Ideal campus mobility
This diagram illustrates ideal mobility on a typical campus. At the heart of the campus is a pedestrian zone with transit access. Nearby is auto parking and bicycle facilities. Connecting the main campus with the satellite is a bike path. Autos are limited to peripheral roads and may not cross the campus.
Diagraming the way in which a corridor passes through various contexts helps to explain the various designs necessary along the corridor. This example is from the Manchester Road Great Streets Master Plan in St Louis MO.
Street design tree
The design tree is a technique from the Chicago Complete Streets guide that we “borrowed” from the 2006 German Street Design Manual (Richtlinien für die Anlage von Stadtstraßen) to articulate how to choose a cross-section based on a set of discrete inputs: ROW width, priority, context, and characteristics.
District street network
In preparing the street network for the Qunli District, a new 300,000 person mixed use area in Harbin (China), we focused on orienting the streets to maximize sun exposure, minimize wind, provide the quickest route to the transit stations, weave a network of parks and trails, and create interesting view corridors.
District street network detail
This diagram shows detail of the Qunli District street network plan.
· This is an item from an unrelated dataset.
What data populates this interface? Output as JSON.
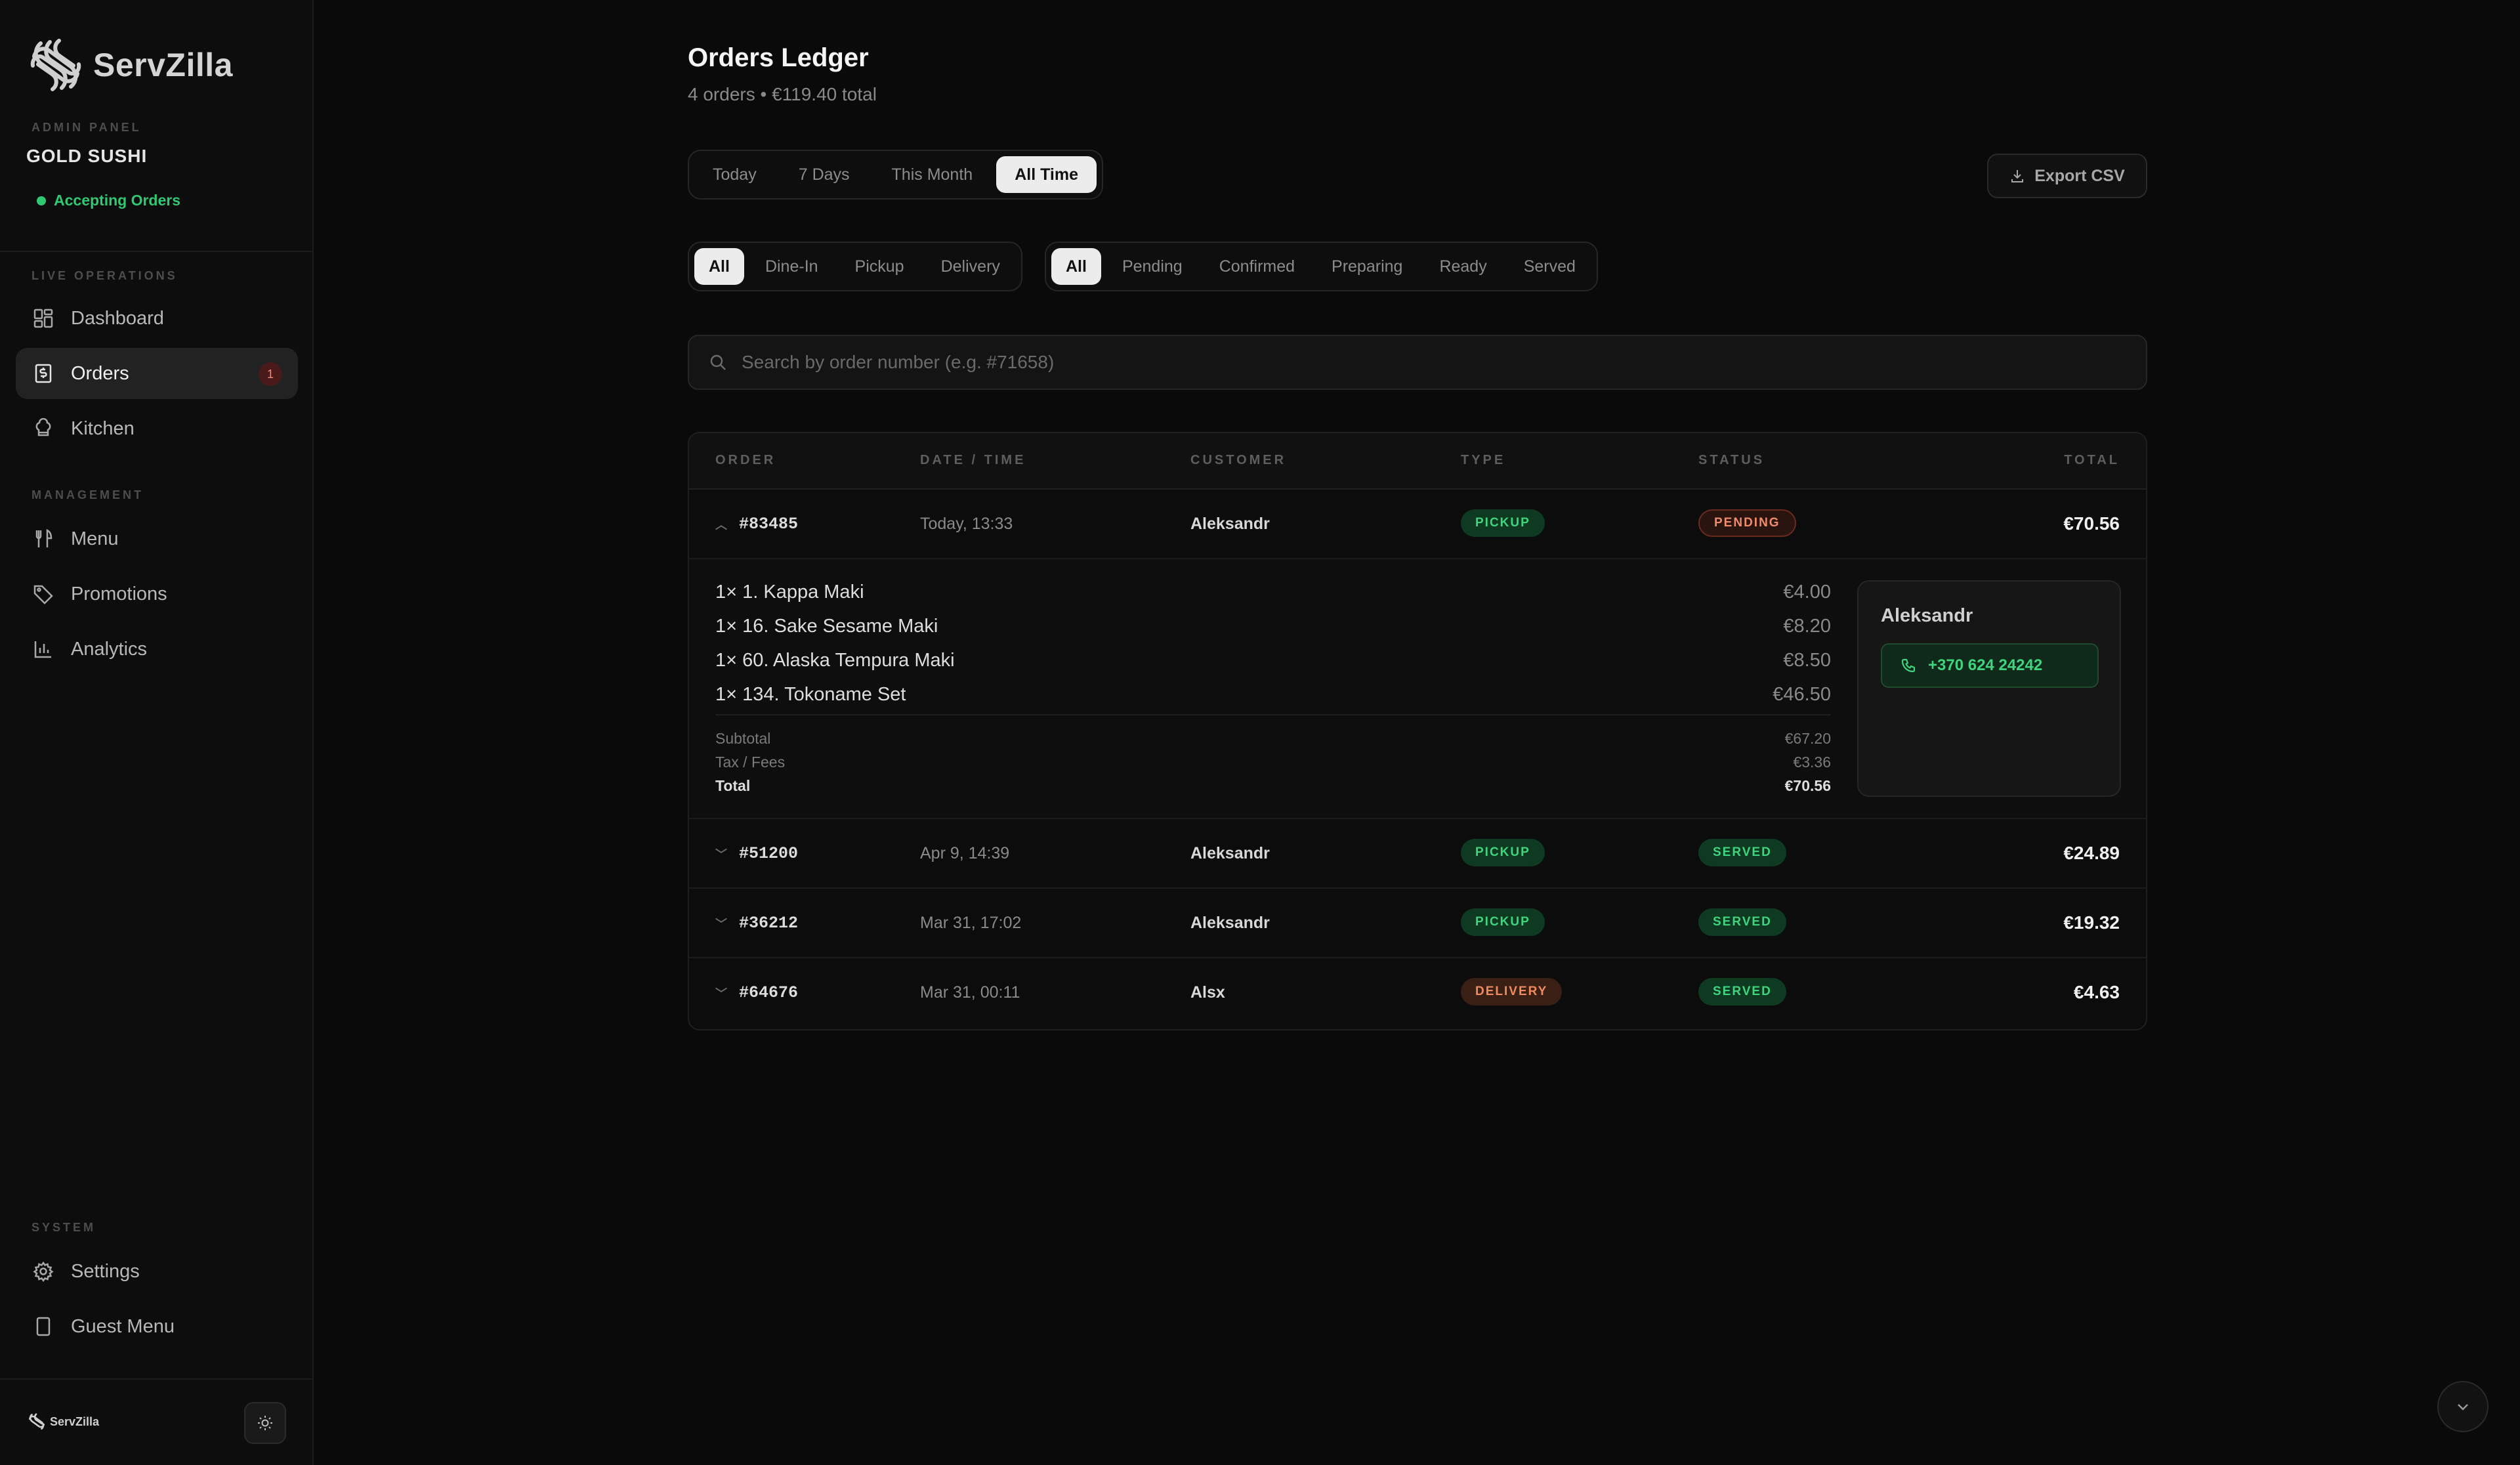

All modes are shown, where they intersect, how they cross plazas and parks, and other details. The idea is to expand on the simplistic street map.
Intersection flow diagram
This diagram from the NACTO USDG articulates all the potential movements at a particular intersection. Blue is walking, green cycling, purple transit, and orange driving. Note that the routes, especially those of people walking, are not necessarily always “standard”.
Street classification map
Street classification map from the New Orleans LA Downtown Mobility Plan. It breaks free of the traditional arterial-collector-local orthodoxy, instead opting for Travel Streets, Community Streets, and Living Streets.
Volume per lane
This is a technique we use to illustrate congestion on a roadway. Typically the total volume (average daily traffic, ADT) is shown on a map of a street. While this is fine at a macro-level, to really understand the amount of traffic on a street, one needs to divide total volume by number of lanes. This is a classic case of providing a denominator for a numerator.
In this example from Philadelphia PA, the main section of the parkway has 6 lanes, while the on-ramp to the highway only has 1. The latter is shown in brown as it is more “congested”.
We use this to help practitioners and the public understand traffic.
Realistic five minute catchment area
The most universal way to describe a catchment area is time - how far you can get in xx minutes. In this example from Trenton NJ, the streets shown in yellow are those that can be reached in five minutes. The distances are not all the same, as one has to wait for traffic signals, or has to go around a large block.